**Goal of the exercise:** Pictures stay out; everything else in the listing below is to be restated word for word.

**Material shown:**
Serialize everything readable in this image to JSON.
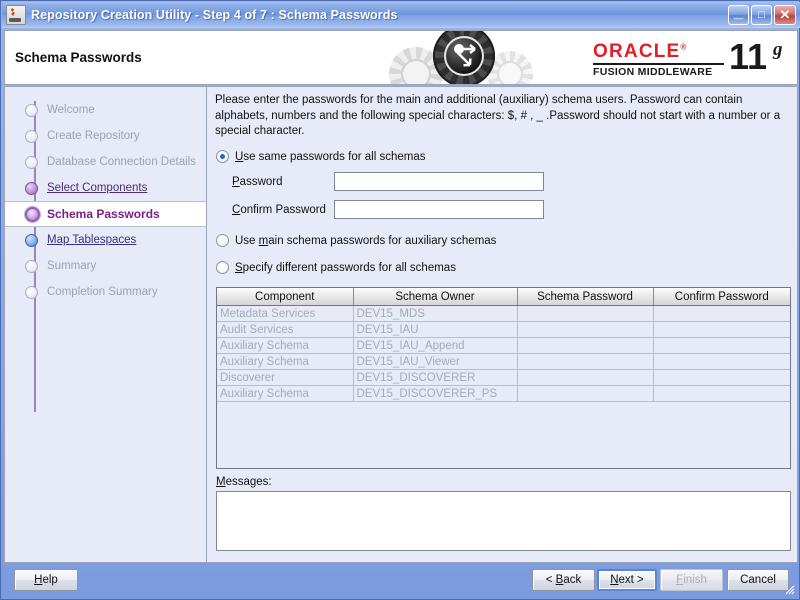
{
  "window": {
    "title": "Repository Creation Utility - Step 4 of 7 : Schema Passwords",
    "icon": "java-coffee-cup-icon",
    "minimize_label": "_",
    "maximize_label": "□",
    "close_label": "✕"
  },
  "header": {
    "page_title": "Schema Passwords",
    "brand": {
      "oracle": "ORACLE",
      "registered": "®",
      "product_line": "FUSION MIDDLEWARE",
      "version_number": "11",
      "version_suffix": "g"
    }
  },
  "sidebar": {
    "items": [
      {
        "label": "Welcome",
        "state": "pending"
      },
      {
        "label": "Create Repository",
        "state": "pending"
      },
      {
        "label": "Database Connection Details",
        "state": "pending"
      },
      {
        "label": "Select Components",
        "state": "done"
      },
      {
        "label": "Schema Passwords",
        "state": "current"
      },
      {
        "label": "Map Tablespaces",
        "state": "next"
      },
      {
        "label": "Summary",
        "state": "pending"
      },
      {
        "label": "Completion Summary",
        "state": "pending"
      }
    ]
  },
  "main": {
    "instructions": "Please enter the passwords for the main and additional (auxiliary) schema users. Password can contain alphabets, numbers and the following special characters: $, # , _ .Password should not start with a number or a special character.",
    "options": [
      {
        "label_pre": "",
        "mnemonic": "U",
        "label_post": "se same passwords for all schemas",
        "selected": true
      },
      {
        "label_pre": "Use ",
        "mnemonic": "m",
        "label_post": "ain schema passwords for auxiliary schemas",
        "selected": false
      },
      {
        "label_pre": "",
        "mnemonic": "S",
        "label_post": "pecify different passwords for all schemas",
        "selected": false
      }
    ],
    "password_field": {
      "mnemonic": "P",
      "label_post": "assword",
      "value": "",
      "placeholder": ""
    },
    "confirm_field": {
      "mnemonic": "C",
      "label_post": "onfirm Password",
      "value": "",
      "placeholder": ""
    },
    "table": {
      "columns": [
        "Component",
        "Schema Owner",
        "Schema Password",
        "Confirm Password"
      ],
      "rows": [
        {
          "component": "Metadata Services",
          "owner": "DEV15_MDS",
          "password": "",
          "confirm": "",
          "indent": false
        },
        {
          "component": "Audit Services",
          "owner": "DEV15_IAU",
          "password": "",
          "confirm": "",
          "indent": false
        },
        {
          "component": "Auxiliary Schema",
          "owner": "DEV15_IAU_Append",
          "password": "",
          "confirm": "",
          "indent": true
        },
        {
          "component": "Auxiliary Schema",
          "owner": "DEV15_IAU_Viewer",
          "password": "",
          "confirm": "",
          "indent": true
        },
        {
          "component": "Discoverer",
          "owner": "DEV15_DISCOVERER",
          "password": "",
          "confirm": "",
          "indent": false
        },
        {
          "component": "Auxiliary Schema",
          "owner": "DEV15_DISCOVERER_PS",
          "password": "",
          "confirm": "",
          "indent": true
        }
      ]
    },
    "messages": {
      "mnemonic": "M",
      "label_post": "essages:",
      "value": ""
    }
  },
  "footer": {
    "help": {
      "mnemonic": "H",
      "label_post": "elp"
    },
    "back": {
      "label_pre": "< ",
      "mnemonic": "B",
      "label_post": "ack"
    },
    "next": {
      "mnemonic": "N",
      "label_post": "ext >"
    },
    "finish": {
      "mnemonic": "F",
      "label_post": "inish",
      "disabled": true
    },
    "cancel": {
      "label_pre": "Cancel",
      "mnemonic": "",
      "label_post": ""
    }
  },
  "colors": {
    "accent_blue": "#7c9bdf",
    "oracle_red": "#e21e26",
    "current_step_purple": "#7b1f86",
    "link_purple": "#4c2c7a",
    "panel_bg": "#e6ebf7"
  }
}
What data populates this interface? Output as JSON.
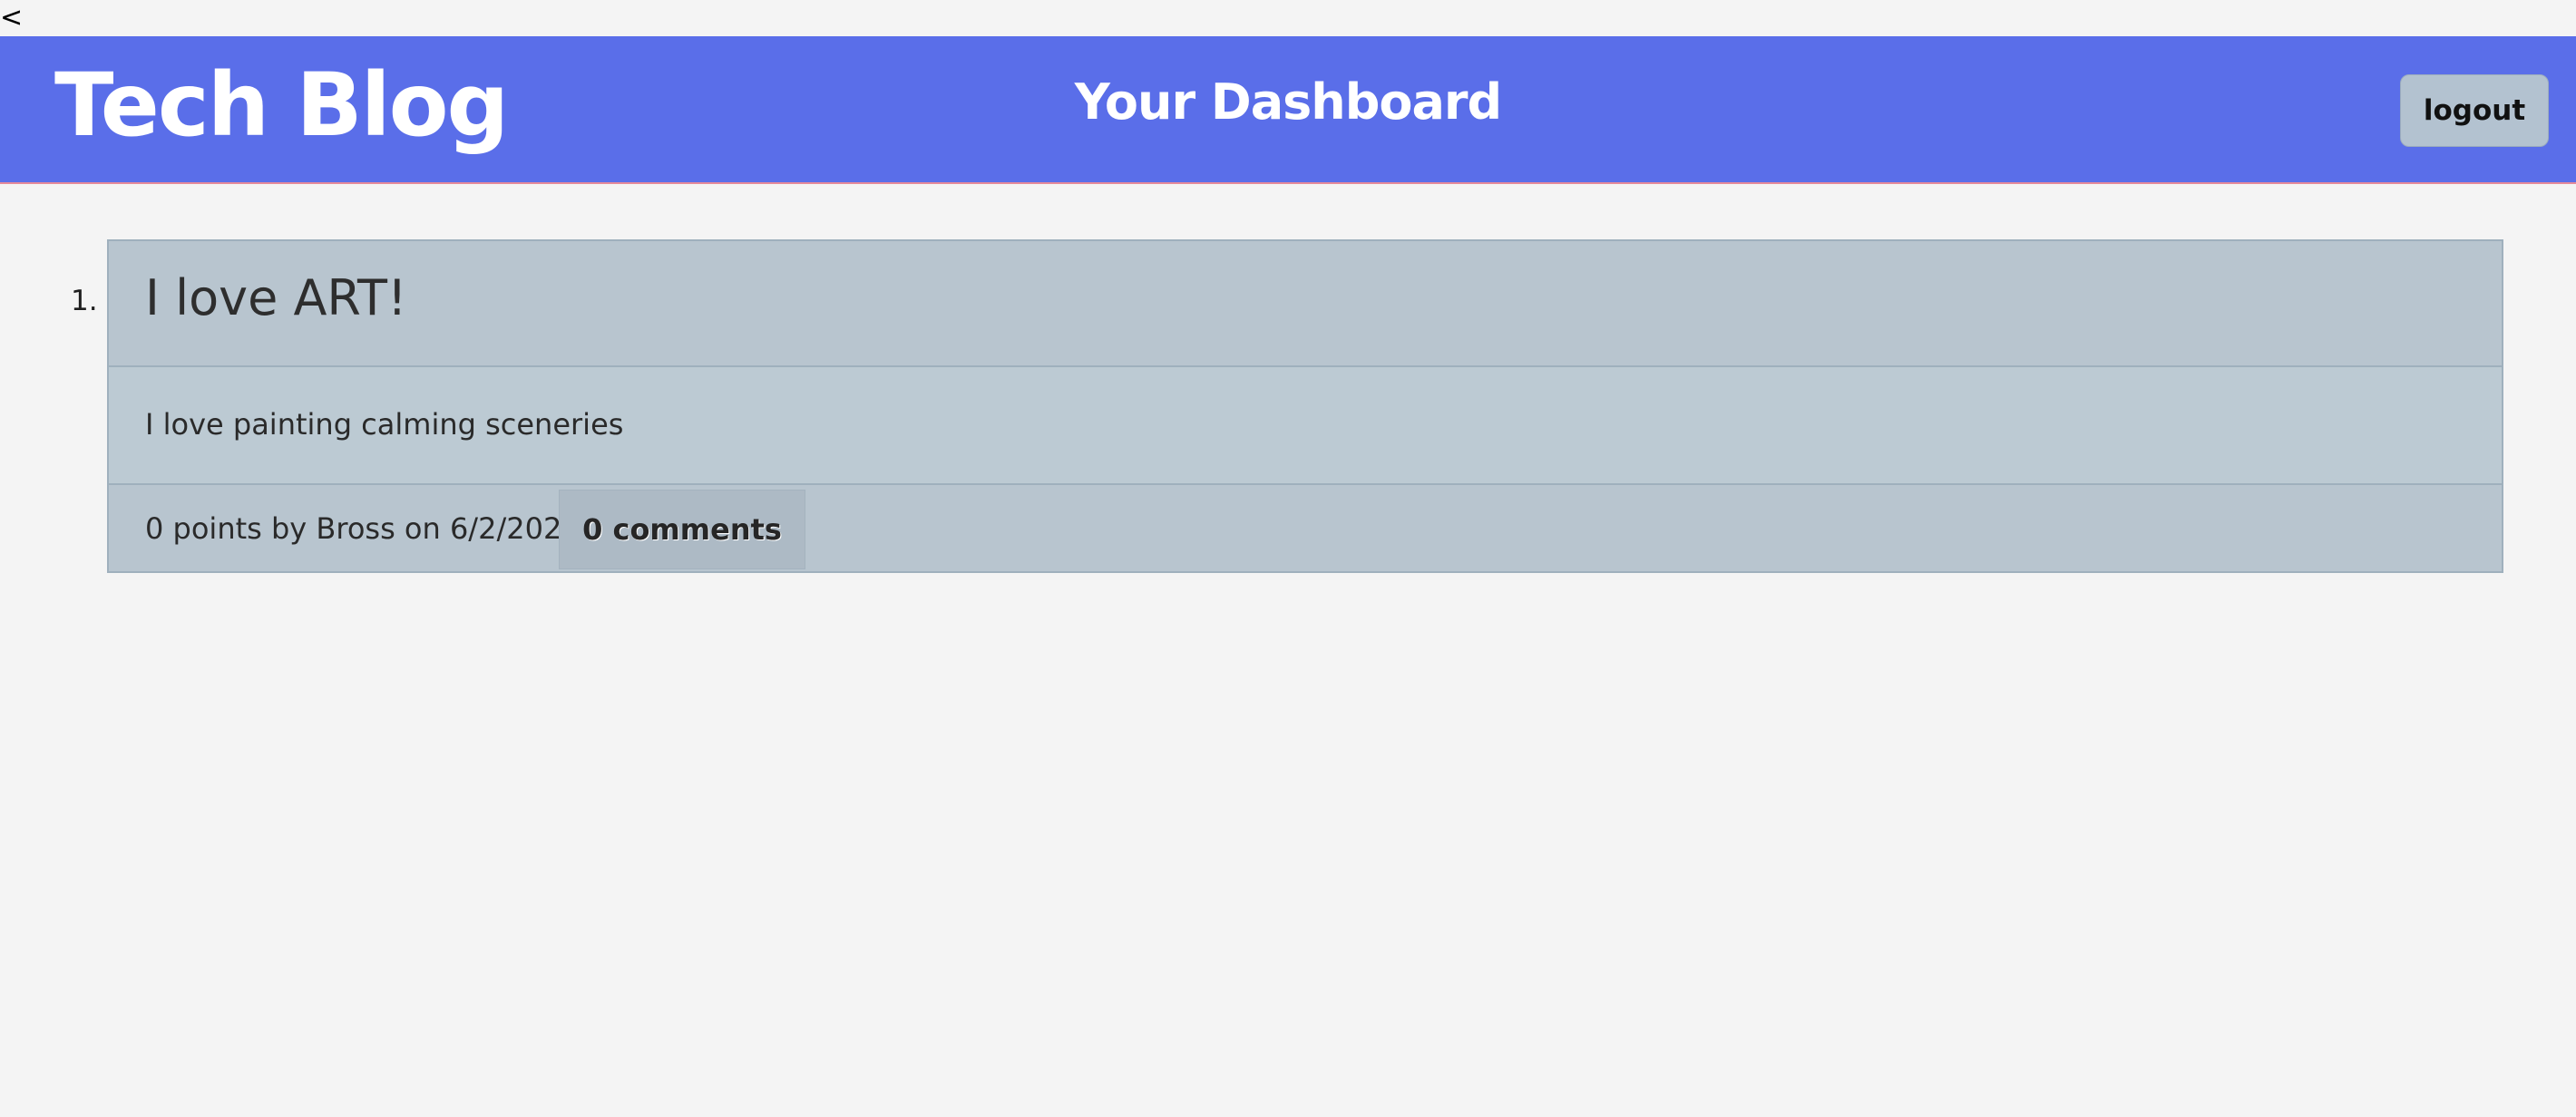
{
  "page": {
    "stray_char": "<"
  },
  "header": {
    "brand": "Tech Blog",
    "title": "Your Dashboard",
    "logout_label": "logout",
    "background_color": "#5a6ee9"
  },
  "posts": [
    {
      "number": "1.",
      "title": "I love ART!",
      "content": "I love painting calming sceneries",
      "meta": "0 points by Bross on 6/2/2021 |",
      "comments_label": "0 comments"
    }
  ]
}
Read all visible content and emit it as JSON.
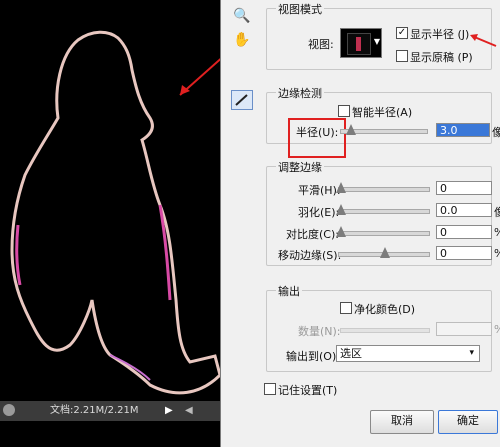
{
  "canvas": {
    "status_text": "文档:2.21M/2.21M"
  },
  "tools": {
    "zoom_icon": "magnifier-icon",
    "hand_icon": "hand-icon",
    "refine_radius_icon": "refine-brush-icon"
  },
  "view_mode": {
    "title": "视图模式",
    "view_label": "视图:",
    "show_radius_label": "显示半径 (J)",
    "show_radius_checked": true,
    "show_original_label": "显示原稿 (P)",
    "show_original_checked": false
  },
  "edge_detection": {
    "title": "边缘检测",
    "smart_radius_label": "智能半径(A)",
    "smart_radius_checked": false,
    "radius_label": "半径(U):",
    "radius_value": "3.0",
    "radius_unit": "像"
  },
  "adjust_edge": {
    "title": "调整边缘",
    "rows": [
      {
        "label": "平滑(H):",
        "value": "0",
        "unit": ""
      },
      {
        "label": "羽化(E):",
        "value": "0.0",
        "unit": "像"
      },
      {
        "label": "对比度(C):",
        "value": "0",
        "unit": "%"
      },
      {
        "label": "移动边缘(S):",
        "value": "0",
        "unit": "%"
      }
    ]
  },
  "output": {
    "title": "输出",
    "decontaminate_label": "净化颜色(D)",
    "decontaminate_checked": false,
    "amount_label": "数量(N):",
    "amount_unit": "%",
    "output_to_label": "输出到(O):",
    "output_to_value": "选区"
  },
  "remember_label": "记住设置(T)",
  "remember_checked": false,
  "buttons": {
    "cancel": "取消",
    "ok": "确定"
  },
  "colors": {
    "dialog_bg": "#f0f0f0",
    "annotation_red": "#e02020",
    "field_highlight": "#3b78d8"
  }
}
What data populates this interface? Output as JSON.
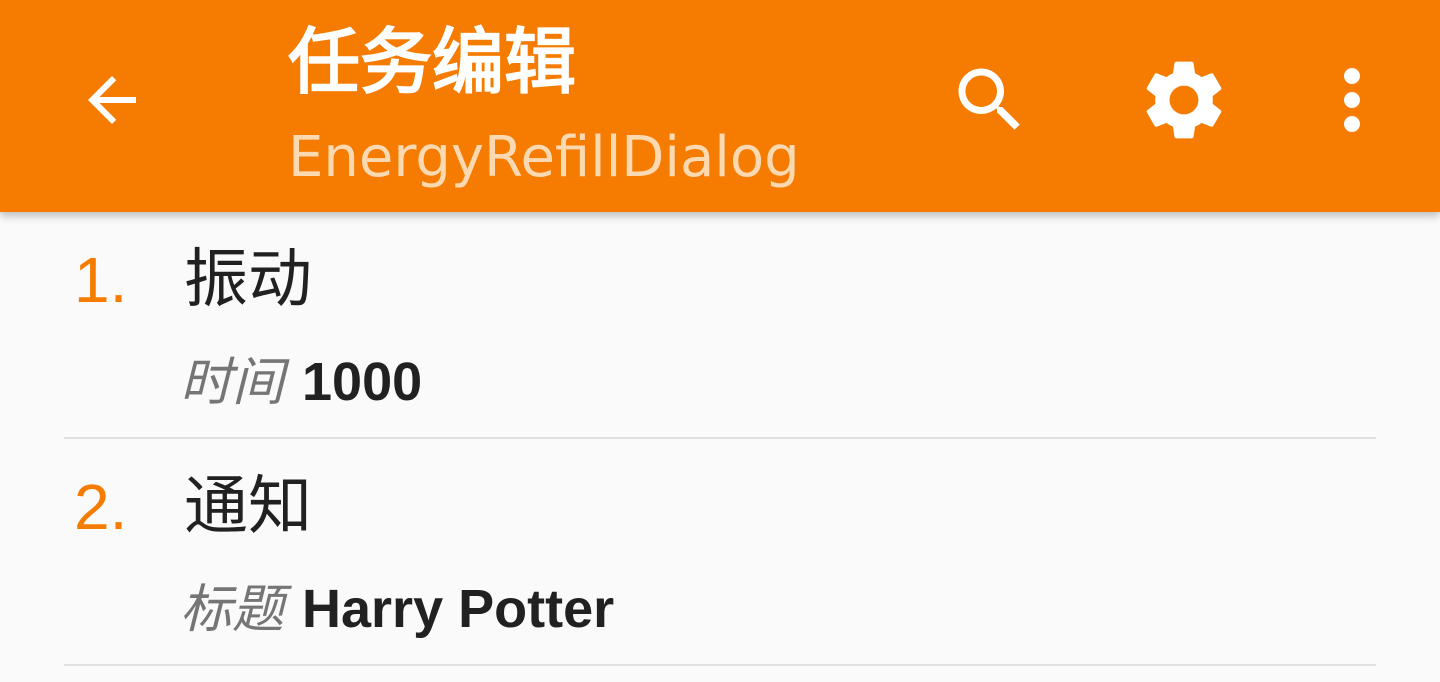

**Answer box:**
Serialize everything readable in this image to JSON.
{
  "window": {
    "title": "Repository Creation Utility - Step 4 of 7 : Schema Passwords",
    "icon": "java-coffee-cup-icon",
    "minimize_label": "_",
    "maximize_label": "□",
    "close_label": "✕"
  },
  "header": {
    "page_title": "Schema Passwords",
    "brand": {
      "oracle": "ORACLE",
      "registered": "®",
      "product_line": "FUSION MIDDLEWARE",
      "version_number": "11",
      "version_suffix": "g"
    }
  },
  "sidebar": {
    "items": [
      {
        "label": "Welcome",
        "state": "pending"
      },
      {
        "label": "Create Repository",
        "state": "pending"
      },
      {
        "label": "Database Connection Details",
        "state": "pending"
      },
      {
        "label": "Select Components",
        "state": "done"
      },
      {
        "label": "Schema Passwords",
        "state": "current"
      },
      {
        "label": "Map Tablespaces",
        "state": "next"
      },
      {
        "label": "Summary",
        "state": "pending"
      },
      {
        "label": "Completion Summary",
        "state": "pending"
      }
    ]
  },
  "main": {
    "instructions": "Please enter the passwords for the main and additional (auxiliary) schema users. Password can contain alphabets, numbers and the following special characters: $, # , _ .Password should not start with a number or a special character.",
    "options": [
      {
        "label_pre": "",
        "mnemonic": "U",
        "label_post": "se same passwords for all schemas",
        "selected": true
      },
      {
        "label_pre": "Use ",
        "mnemonic": "m",
        "label_post": "ain schema passwords for auxiliary schemas",
        "selected": false
      },
      {
        "label_pre": "",
        "mnemonic": "S",
        "label_post": "pecify different passwords for all schemas",
        "selected": false
      }
    ],
    "password_field": {
      "mnemonic": "P",
      "label_post": "assword",
      "value": "",
      "placeholder": ""
    },
    "confirm_field": {
      "mnemonic": "C",
      "label_post": "onfirm Password",
      "value": "",
      "placeholder": ""
    },
    "table": {
      "columns": [
        "Component",
        "Schema Owner",
        "Schema Password",
        "Confirm Password"
      ],
      "rows": [
        {
          "component": "Metadata Services",
          "owner": "DEV15_MDS",
          "password": "",
          "confirm": "",
          "indent": false
        },
        {
          "component": "Audit Services",
          "owner": "DEV15_IAU",
          "password": "",
          "confirm": "",
          "indent": false
        },
        {
          "component": "Auxiliary Schema",
          "owner": "DEV15_IAU_Append",
          "password": "",
          "confirm": "",
          "indent": true
        },
        {
          "component": "Auxiliary Schema",
          "owner": "DEV15_IAU_Viewer",
          "password": "",
          "confirm": "",
          "indent": true
        },
        {
          "component": "Discoverer",
          "owner": "DEV15_DISCOVERER",
          "password": "",
          "confirm": "",
          "indent": false
        },
        {
          "component": "Auxiliary Schema",
          "owner": "DEV15_DISCOVERER_PS",
          "password": "",
          "confirm": "",
          "indent": true
        }
      ]
    },
    "messages": {
      "mnemonic": "M",
      "label_post": "essages:",
      "value": ""
    }
  },
  "footer": {
    "help": {
      "mnemonic": "H",
      "label_post": "elp"
    },
    "back": {
      "label_pre": "< ",
      "mnemonic": "B",
      "label_post": "ack"
    },
    "next": {
      "mnemonic": "N",
      "label_post": "ext >"
    },
    "finish": {
      "mnemonic": "F",
      "label_post": "inish",
      "disabled": true
    },
    "cancel": {
      "label_pre": "Cancel",
      "mnemonic": "",
      "label_post": ""
    }
  },
  "colors": {
    "accent_blue": "#7c9bdf",
    "oracle_red": "#e21e26",
    "current_step_purple": "#7b1f86",
    "link_purple": "#4c2c7a",
    "panel_bg": "#e6ebf7"
  }
}
What data populates this interface? Output as JSON.
{
  "page": {
    "stray_char": "<"
  },
  "header": {
    "brand": "Tech Blog",
    "title": "Your Dashboard",
    "logout_label": "logout",
    "background_color": "#5a6ee9"
  },
  "posts": [
    {
      "number": "1.",
      "title": "I love ART!",
      "content": "I love painting calming sceneries",
      "meta": "0 points by Bross on 6/2/2021 |",
      "comments_label": "0 comments"
    }
  ]
}
Read all visible content and emit it as JSON.
{
  "canvas": {
    "status_text": "文档:2.21M/2.21M"
  },
  "tools": {
    "zoom_icon": "magnifier-icon",
    "hand_icon": "hand-icon",
    "refine_radius_icon": "refine-brush-icon"
  },
  "view_mode": {
    "title": "视图模式",
    "view_label": "视图:",
    "show_radius_label": "显示半径 (J)",
    "show_radius_checked": true,
    "show_original_label": "显示原稿 (P)",
    "show_original_checked": false
  },
  "edge_detection": {
    "title": "边缘检测",
    "smart_radius_label": "智能半径(A)",
    "smart_radius_checked": false,
    "radius_label": "半径(U):",
    "radius_value": "3.0",
    "radius_unit": "像"
  },
  "adjust_edge": {
    "title": "调整边缘",
    "rows": [
      {
        "label": "平滑(H):",
        "value": "0",
        "unit": ""
      },
      {
        "label": "羽化(E):",
        "value": "0.0",
        "unit": "像"
      },
      {
        "label": "对比度(C):",
        "value": "0",
        "unit": "%"
      },
      {
        "label": "移动边缘(S):",
        "value": "0",
        "unit": "%"
      }
    ]
  },
  "output": {
    "title": "输出",
    "decontaminate_label": "净化颜色(D)",
    "decontaminate_checked": false,
    "amount_label": "数量(N):",
    "amount_unit": "%",
    "output_to_label": "输出到(O):",
    "output_to_value": "选区"
  },
  "remember_label": "记住设置(T)",
  "remember_checked": false,
  "buttons": {
    "cancel": "取消",
    "ok": "确定"
  },
  "colors": {
    "dialog_bg": "#f0f0f0",
    "annotation_red": "#e02020",
    "field_highlight": "#3b78d8"
  }
}
What data populates this interface? Output as JSON.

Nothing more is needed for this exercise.